I am not very informed as to the current police situation. But I know there has always been corruption there.

rhertz 09-01-2006 11:49 PM

I too was disappointed, but not surprised. I heard that Nagin came from the cable TV industry which might explain a few of his background traits in my opinion. I'm not a big fan of monopolies like cable TV operators with their franchises granted by city governments.

The mindset of a "public utility" (even when it is actually private) is one of entitlement. I can understand when some underpriviledged citizens are "entitled" to free perscriptions or other government entitlement in a moral and caring society, but when huge (and I mean really huge) conglomerates are also entitled (buffered from reality) to "earn" guaranteed revenues, then you know the middle class is going to be screwed. Therefore to slide right into public office is not surprising to me at all.
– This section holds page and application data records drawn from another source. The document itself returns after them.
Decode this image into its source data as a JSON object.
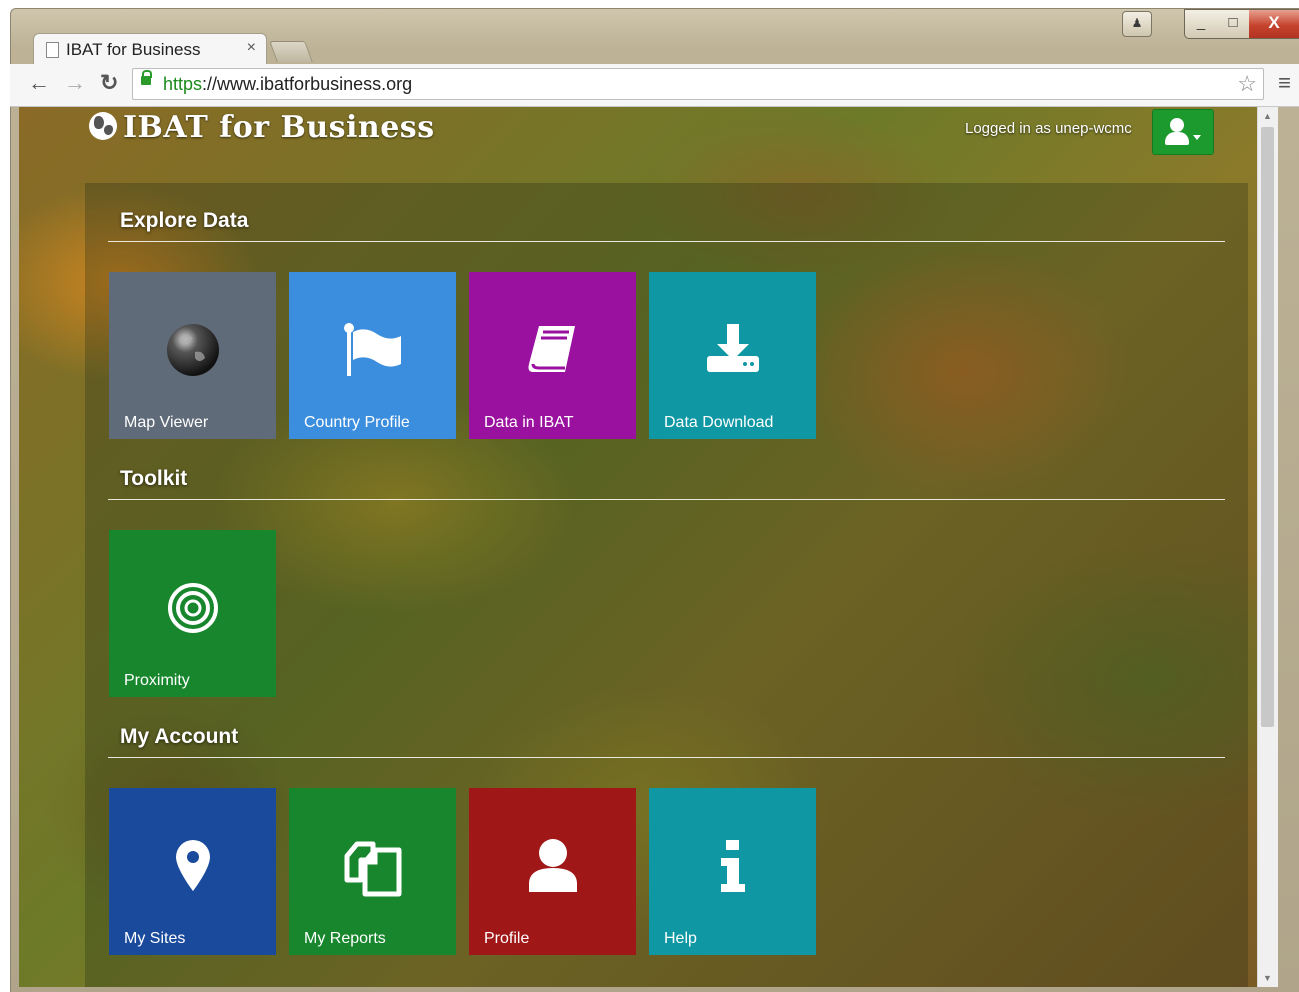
{
  "browser": {
    "tab_title": "IBAT for Business",
    "tab_close": "×",
    "url_scheme": "https",
    "url_rest": "://www.ibatforbusiness.org",
    "window_controls": {
      "minimize": "_",
      "maximize": "□",
      "close": "X"
    }
  },
  "header": {
    "brand": "IBAT for Business",
    "logged_in_text": "Logged in as unep-wcmc"
  },
  "sections": {
    "explore": {
      "title": "Explore Data",
      "tiles": [
        {
          "label": "Map Viewer",
          "icon": "globe-icon",
          "color": "#5f6b78"
        },
        {
          "label": "Country Profile",
          "icon": "flag-icon",
          "color": "#3b8ddd"
        },
        {
          "label": "Data in IBAT",
          "icon": "book-icon",
          "color": "#9a119f"
        },
        {
          "label": "Data Download",
          "icon": "download-icon",
          "color": "#0f97a3"
        }
      ]
    },
    "toolkit": {
      "title": "Toolkit",
      "tiles": [
        {
          "label": "Proximity",
          "icon": "target-icon",
          "color": "#17862d"
        }
      ]
    },
    "account": {
      "title": "My Account",
      "tiles": [
        {
          "label": "My Sites",
          "icon": "map-pin-icon",
          "color": "#1a4a9b"
        },
        {
          "label": "My Reports",
          "icon": "copy-icon",
          "color": "#17862d"
        },
        {
          "label": "Profile",
          "icon": "user-icon",
          "color": "#a01717"
        },
        {
          "label": "Help",
          "icon": "info-icon",
          "color": "#0f97a3"
        }
      ]
    }
  }
}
I trust Nagin about as much as I trust "the cable guy" to do a good job, which isn't saying much.

Cadenza 09-02-2006 01:09 AM

cable analogy
That is not a bad analogy. I think things like provision of utilities should be open to competition. Comcast just bought roadrunner, so we are forced here in Shreveport to use Comcast Cable which has a terrible reputation from what I have heard. But we are stuck with them, no matter what.

rhertz 09-02-2006 11:04 AM

Very true. Where is the "choice" and "competition" for broadband Internet? The government (fed, state and local) seems to feel that competition is only needed between two competing technologies, not within each technology. For example, DSL vs Cable. But certainly not Cable vs Cable which would require two roosters in the same hen house. Not going to happen. Funny thing is that both Bell and cable know that wireless is the future. For a true lesson in business, just sit back and watch how this "duopoly" takes over that realm as well in upcoming years (with the help of legislators). Its amazing what a few hundred lawyers lobbying in Washington can do for a company.

All times are GMT -5. The time now is 08:56 AM.

Powered by: vBulletin Version 3.7.2
Copyright 2000 - 2008, Jelsoft Enterprises Limited.